TODAY IN HISTORY: 1st September 1532, Anne Boleyn is made MarquessOn this day in 1532, King Henry VIII elevated his love and soon-to-be-Queen, Anne Boleyn, to the title of Marquess of Pembroke - a brand new title of nobility for his love. Although he was still technically married to Queen Katherine of Aragon, he was already planning his future with Anne, and in order to prepare for marriage it was necessary to give a noble status. Along with this elevation, Anne Boleyn also received lands in Wales and an increase in wealth. This was a very significant event in Tudor history, and the title of “Pembroke” was significant for Henry anyway, because his great-uncle Jasper Tudor had held the title of Earl of Pembroke - Pembroke referring to the birthplace of Henry VII.The ceremony, held at Windsor Castle was performed by Henry himself. It was attended by some of the highest members of court, including Anne’s father Thomas Boleyn, 1st Earl of Wiltshire, her uncle Thomas Howard, 3rd Duke of Norfolk, and Charles Brandon, 1st Duke of Suffolk. The French Ambassador, Bishop of Winchester, and others were also present, which shows that this was a very important event. The Bishop read the patent of creation while Anne knelt in front of the King and he presented her with the coronet, the robe of estate, and the charters of creation and the lands.To Henry, this was incredibly important, and probably a very exciting day for both him and Anne. This was not simply the elevation of a commoner to a noble - This was one step closer to marriage. In Henry’s mind, he was already a single man - though his marriage to Katherine of Aragon wouldn’t legally be annulled until 1533 - and he was completely devoted and besotted with Anne. Therefore, raising her to the title of Marquess of Pembroke showed everyone at court that he was completely serious and dedicated in his mission to make her his next wife and queen. This was a great honour and in less than five months, Anne would become Henry’s second wife.After the ceremony, a sumptuous banquet was held in honour of Anne and her new position. Anne was, no doubt, excited and honoured, and looking forward to her trip with Henry to Calais to meet King Francis I of France - which was another reason for this elevation in title.”Creacion of lady Anne, doughter to therle of Wilteshier, marquesse of Penbroke.”
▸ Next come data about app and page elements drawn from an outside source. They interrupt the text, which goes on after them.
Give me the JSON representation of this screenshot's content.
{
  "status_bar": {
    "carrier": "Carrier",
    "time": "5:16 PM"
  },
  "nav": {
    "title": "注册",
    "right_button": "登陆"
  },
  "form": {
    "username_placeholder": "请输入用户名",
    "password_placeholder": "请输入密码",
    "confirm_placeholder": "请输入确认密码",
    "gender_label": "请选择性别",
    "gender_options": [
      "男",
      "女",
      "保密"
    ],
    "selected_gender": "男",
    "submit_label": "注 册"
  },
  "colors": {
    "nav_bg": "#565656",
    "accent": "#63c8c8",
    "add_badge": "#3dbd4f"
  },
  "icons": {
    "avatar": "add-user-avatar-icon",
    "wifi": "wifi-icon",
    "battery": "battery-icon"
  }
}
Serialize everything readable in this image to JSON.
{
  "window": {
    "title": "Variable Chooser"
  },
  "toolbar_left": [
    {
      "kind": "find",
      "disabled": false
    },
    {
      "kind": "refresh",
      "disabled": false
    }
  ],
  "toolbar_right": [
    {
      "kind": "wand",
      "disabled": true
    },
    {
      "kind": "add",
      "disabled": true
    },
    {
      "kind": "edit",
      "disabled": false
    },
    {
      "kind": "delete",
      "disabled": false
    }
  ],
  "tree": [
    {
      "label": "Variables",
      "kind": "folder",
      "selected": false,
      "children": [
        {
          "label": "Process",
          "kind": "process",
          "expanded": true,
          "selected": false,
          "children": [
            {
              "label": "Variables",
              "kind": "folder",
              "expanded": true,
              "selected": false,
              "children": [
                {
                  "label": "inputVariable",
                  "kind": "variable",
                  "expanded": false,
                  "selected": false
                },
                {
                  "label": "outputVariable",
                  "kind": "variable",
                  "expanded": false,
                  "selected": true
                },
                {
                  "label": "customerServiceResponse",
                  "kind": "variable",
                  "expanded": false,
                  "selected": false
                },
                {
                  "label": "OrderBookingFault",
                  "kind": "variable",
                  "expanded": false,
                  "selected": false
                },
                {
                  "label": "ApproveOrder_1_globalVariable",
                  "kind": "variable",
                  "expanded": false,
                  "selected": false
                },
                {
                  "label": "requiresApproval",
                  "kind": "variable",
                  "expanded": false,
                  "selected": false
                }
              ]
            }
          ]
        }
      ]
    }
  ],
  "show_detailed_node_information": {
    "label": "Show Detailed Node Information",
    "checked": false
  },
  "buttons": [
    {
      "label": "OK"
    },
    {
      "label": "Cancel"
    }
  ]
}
Sunday, 1 Sept. 1532, 24 Hen. VIII. The lady was conveyed by noblemen and the officers of arms at Windsor Castle to the King, who was accompanied by the dukes of Norfolk and Suffolk and other noblemen, and the ambassador of France. Mr. Garter bore her patent of creation; and lady Mary, daughter to the duke of Norfolk, her mantle of crimson velvet, furred with ermines, and a coronet. The lady Marques, who was “in her hair,” and dressed in a surcoat of crimson velvet, furred with ermines, with strait sleeves, was led by Elizabeth countess of Rutland, and Dorothy countess of Sussex. While she kneeled before the King, Garter delivered her patent, which was read by the bishop of Winchester. The King invested her with the mantle and coronet, and gave her two patents,—one of her creation, the other of 1,000l. a year.”
Natalie Dormer on MTV’s “Cooking with Thrones”, 2013
It is a widespread cliché that the Dudleys were a very unpopular family and that, accordingly, Robert Dudley was an unpopular man. One can even read that the project of putting Lady Jane Grey on the English throne failed because she was married to a Dudley, and that Queen Elizabeth’s rule was endangered from the very beginning by her evident fondness for the family
runway gowns: Jenny Packham fall 2013
can’t wait to see these new photos of George.
Gilbert Blythe wasn’t used to putting himself out to make a girl look at him and meeting with failure. She should look at him, that red-haired Shirley girl with the little pointed chin and the big eyes that weren’t like the eyes of any other girl in Avonlea school.
Gilbert reached across the aisle, picked up the end of Anne’s long red braid, held it out at arm’s length and said in a piercing whisper:
Mhysa by fresco-child